## Goal of the exercise
Check each line of the material below for "방화개화" and copy those where it appears.

## Data extracts

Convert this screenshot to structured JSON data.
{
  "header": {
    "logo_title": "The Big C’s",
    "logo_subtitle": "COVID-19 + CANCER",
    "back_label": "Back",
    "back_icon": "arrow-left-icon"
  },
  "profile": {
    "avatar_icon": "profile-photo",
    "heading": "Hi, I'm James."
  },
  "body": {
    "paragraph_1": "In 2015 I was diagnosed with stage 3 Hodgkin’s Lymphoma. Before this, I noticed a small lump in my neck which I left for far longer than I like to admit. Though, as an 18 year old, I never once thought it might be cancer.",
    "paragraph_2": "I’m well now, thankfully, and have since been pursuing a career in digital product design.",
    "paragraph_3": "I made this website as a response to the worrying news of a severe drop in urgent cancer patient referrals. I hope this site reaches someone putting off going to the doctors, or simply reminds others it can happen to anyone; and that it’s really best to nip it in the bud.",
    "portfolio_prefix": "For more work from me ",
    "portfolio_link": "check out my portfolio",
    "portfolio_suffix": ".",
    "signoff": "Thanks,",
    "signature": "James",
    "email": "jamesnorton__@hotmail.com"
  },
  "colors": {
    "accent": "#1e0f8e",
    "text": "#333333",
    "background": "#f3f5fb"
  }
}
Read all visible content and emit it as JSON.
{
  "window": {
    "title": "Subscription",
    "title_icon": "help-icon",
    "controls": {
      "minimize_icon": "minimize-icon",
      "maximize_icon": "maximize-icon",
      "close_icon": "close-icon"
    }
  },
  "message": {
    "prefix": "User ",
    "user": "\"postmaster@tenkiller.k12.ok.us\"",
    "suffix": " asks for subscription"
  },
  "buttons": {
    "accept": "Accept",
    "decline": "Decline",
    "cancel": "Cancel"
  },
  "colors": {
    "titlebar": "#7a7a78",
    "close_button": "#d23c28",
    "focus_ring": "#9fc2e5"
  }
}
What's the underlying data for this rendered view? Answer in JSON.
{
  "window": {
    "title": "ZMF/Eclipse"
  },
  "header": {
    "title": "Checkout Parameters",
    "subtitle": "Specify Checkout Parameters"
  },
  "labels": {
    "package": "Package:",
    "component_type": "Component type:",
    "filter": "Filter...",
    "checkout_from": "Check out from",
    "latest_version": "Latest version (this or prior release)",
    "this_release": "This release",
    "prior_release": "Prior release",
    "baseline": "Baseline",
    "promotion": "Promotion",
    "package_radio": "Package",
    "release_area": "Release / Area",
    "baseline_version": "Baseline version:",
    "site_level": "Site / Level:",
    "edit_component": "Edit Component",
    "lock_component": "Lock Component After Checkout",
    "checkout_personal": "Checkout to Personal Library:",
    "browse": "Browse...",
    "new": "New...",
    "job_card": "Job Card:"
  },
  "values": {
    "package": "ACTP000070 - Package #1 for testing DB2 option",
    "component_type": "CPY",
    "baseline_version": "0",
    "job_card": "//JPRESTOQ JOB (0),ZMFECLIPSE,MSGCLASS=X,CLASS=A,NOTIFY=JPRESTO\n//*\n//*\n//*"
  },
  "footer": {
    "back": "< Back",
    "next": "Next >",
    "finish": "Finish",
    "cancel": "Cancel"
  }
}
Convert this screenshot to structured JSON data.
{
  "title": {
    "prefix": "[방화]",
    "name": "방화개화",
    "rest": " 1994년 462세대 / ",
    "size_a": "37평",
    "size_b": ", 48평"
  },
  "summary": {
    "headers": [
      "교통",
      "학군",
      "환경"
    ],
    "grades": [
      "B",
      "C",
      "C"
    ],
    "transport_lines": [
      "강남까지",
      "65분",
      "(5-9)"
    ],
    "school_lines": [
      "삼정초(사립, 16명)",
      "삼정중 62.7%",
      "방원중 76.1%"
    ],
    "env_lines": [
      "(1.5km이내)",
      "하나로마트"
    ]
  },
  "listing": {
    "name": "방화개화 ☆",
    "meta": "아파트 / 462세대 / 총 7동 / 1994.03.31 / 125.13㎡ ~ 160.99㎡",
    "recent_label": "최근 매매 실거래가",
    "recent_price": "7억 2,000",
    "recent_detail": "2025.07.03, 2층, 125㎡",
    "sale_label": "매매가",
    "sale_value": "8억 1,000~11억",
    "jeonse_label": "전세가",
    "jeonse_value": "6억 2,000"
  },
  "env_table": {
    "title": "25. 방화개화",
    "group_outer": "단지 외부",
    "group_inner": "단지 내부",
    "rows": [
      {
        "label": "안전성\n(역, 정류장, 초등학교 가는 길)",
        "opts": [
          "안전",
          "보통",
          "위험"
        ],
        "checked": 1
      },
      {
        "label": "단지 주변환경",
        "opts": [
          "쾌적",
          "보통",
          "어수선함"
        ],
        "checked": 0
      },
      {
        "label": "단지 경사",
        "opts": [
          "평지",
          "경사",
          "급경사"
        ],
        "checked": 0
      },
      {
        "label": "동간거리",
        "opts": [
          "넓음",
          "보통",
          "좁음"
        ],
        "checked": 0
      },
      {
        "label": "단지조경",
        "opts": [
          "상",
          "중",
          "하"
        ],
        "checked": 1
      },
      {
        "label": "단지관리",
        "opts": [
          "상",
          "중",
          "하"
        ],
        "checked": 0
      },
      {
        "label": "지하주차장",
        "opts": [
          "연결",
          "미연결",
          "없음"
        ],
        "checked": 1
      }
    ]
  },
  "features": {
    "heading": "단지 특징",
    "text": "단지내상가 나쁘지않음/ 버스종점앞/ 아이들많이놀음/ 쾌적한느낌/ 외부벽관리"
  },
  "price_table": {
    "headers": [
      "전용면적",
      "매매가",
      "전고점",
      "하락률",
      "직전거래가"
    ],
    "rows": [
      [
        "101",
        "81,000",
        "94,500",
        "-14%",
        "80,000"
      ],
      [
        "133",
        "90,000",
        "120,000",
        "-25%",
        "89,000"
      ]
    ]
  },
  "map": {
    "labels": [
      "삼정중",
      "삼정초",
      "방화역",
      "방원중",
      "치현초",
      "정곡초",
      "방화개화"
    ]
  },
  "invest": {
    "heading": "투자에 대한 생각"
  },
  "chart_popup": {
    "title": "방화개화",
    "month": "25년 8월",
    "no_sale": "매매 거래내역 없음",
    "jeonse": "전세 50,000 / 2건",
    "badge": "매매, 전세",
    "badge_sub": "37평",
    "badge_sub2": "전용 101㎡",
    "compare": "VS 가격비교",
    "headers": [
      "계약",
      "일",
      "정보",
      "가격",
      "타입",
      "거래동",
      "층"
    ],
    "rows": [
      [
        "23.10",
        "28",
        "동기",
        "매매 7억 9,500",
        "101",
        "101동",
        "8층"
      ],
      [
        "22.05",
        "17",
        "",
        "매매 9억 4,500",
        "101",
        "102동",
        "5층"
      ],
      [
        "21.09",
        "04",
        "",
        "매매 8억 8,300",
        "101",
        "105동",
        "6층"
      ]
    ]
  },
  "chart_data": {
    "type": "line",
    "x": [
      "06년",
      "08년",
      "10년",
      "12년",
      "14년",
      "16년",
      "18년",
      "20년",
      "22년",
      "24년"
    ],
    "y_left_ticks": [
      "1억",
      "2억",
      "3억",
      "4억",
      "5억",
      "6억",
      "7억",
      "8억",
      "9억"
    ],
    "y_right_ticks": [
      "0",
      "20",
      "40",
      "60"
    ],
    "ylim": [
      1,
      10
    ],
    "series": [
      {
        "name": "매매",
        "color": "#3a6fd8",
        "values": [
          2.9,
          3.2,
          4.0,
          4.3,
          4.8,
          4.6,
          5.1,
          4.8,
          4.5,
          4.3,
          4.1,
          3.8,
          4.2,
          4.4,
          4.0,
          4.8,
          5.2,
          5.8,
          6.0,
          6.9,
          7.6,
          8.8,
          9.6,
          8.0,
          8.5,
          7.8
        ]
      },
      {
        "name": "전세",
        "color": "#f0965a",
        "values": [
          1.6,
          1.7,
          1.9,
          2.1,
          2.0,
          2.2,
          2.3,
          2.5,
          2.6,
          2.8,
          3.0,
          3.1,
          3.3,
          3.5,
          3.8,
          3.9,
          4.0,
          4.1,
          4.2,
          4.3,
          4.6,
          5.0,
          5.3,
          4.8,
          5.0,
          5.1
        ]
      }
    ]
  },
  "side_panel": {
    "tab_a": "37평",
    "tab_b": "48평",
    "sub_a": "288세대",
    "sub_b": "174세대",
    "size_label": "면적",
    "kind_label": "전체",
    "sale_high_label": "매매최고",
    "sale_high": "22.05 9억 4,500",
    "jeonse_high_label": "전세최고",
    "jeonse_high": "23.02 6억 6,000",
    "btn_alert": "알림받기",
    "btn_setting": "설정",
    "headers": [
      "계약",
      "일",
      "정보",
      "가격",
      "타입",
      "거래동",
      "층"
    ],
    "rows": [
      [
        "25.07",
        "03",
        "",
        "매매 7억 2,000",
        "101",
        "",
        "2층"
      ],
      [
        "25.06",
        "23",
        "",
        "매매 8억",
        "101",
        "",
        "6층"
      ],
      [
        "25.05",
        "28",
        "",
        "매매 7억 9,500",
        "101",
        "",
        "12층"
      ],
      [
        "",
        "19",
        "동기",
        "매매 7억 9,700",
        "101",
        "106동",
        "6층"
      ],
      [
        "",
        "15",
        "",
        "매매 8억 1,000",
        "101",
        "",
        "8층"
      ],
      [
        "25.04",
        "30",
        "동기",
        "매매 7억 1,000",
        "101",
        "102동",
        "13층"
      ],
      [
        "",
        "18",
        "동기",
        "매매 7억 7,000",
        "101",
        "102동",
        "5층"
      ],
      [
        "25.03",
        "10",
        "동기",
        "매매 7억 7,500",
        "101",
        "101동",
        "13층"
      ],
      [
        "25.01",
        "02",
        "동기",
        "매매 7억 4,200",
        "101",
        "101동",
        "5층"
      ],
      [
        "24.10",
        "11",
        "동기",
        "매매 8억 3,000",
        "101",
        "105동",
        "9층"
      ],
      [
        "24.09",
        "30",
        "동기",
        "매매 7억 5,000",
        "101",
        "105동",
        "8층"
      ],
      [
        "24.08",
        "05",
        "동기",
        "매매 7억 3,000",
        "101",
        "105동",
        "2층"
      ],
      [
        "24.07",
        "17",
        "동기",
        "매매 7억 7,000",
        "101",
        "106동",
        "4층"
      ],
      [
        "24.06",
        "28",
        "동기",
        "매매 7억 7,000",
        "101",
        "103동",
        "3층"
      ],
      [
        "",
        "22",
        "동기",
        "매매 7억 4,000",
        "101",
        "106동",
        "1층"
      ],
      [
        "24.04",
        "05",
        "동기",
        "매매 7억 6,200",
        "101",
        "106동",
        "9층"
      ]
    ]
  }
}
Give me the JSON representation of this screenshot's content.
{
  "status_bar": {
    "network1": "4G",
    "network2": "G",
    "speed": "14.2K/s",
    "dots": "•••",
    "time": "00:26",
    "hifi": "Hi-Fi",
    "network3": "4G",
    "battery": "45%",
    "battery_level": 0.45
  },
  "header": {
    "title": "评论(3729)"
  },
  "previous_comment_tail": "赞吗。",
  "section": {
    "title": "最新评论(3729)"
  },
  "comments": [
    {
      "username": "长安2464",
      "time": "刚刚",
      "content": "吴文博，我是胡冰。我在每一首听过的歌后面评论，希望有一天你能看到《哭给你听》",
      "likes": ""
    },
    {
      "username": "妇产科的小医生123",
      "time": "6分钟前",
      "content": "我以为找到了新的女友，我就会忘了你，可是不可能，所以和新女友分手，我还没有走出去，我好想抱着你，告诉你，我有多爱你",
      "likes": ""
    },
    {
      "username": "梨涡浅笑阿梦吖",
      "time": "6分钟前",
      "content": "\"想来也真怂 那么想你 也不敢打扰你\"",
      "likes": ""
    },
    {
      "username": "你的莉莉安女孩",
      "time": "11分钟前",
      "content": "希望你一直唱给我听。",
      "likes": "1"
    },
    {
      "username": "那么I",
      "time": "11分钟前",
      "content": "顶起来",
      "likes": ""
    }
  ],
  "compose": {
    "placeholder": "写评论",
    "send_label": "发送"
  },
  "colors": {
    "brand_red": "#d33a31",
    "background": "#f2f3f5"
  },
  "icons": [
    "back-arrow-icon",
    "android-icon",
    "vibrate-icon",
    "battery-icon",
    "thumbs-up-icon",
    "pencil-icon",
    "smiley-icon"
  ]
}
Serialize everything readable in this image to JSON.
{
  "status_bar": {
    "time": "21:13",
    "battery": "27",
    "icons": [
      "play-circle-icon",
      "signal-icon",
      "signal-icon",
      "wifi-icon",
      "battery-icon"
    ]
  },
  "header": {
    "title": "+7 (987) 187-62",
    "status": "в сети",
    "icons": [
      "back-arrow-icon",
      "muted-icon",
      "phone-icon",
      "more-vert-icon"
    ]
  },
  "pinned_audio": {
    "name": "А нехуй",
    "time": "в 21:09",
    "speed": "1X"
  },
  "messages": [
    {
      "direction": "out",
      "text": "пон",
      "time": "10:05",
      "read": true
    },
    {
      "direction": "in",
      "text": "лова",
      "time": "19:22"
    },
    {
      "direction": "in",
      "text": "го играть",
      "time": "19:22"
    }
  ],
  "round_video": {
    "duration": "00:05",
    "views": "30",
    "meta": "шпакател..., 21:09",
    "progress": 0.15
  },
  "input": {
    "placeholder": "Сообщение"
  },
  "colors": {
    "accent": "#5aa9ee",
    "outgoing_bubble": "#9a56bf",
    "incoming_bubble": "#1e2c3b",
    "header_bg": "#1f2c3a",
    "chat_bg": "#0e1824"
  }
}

## Your solution
    "name": "방화개화",
    "name": "방화개화 ☆",
    "title": "25. 방화개화",
      "방화개화"
    "title": "방화개화",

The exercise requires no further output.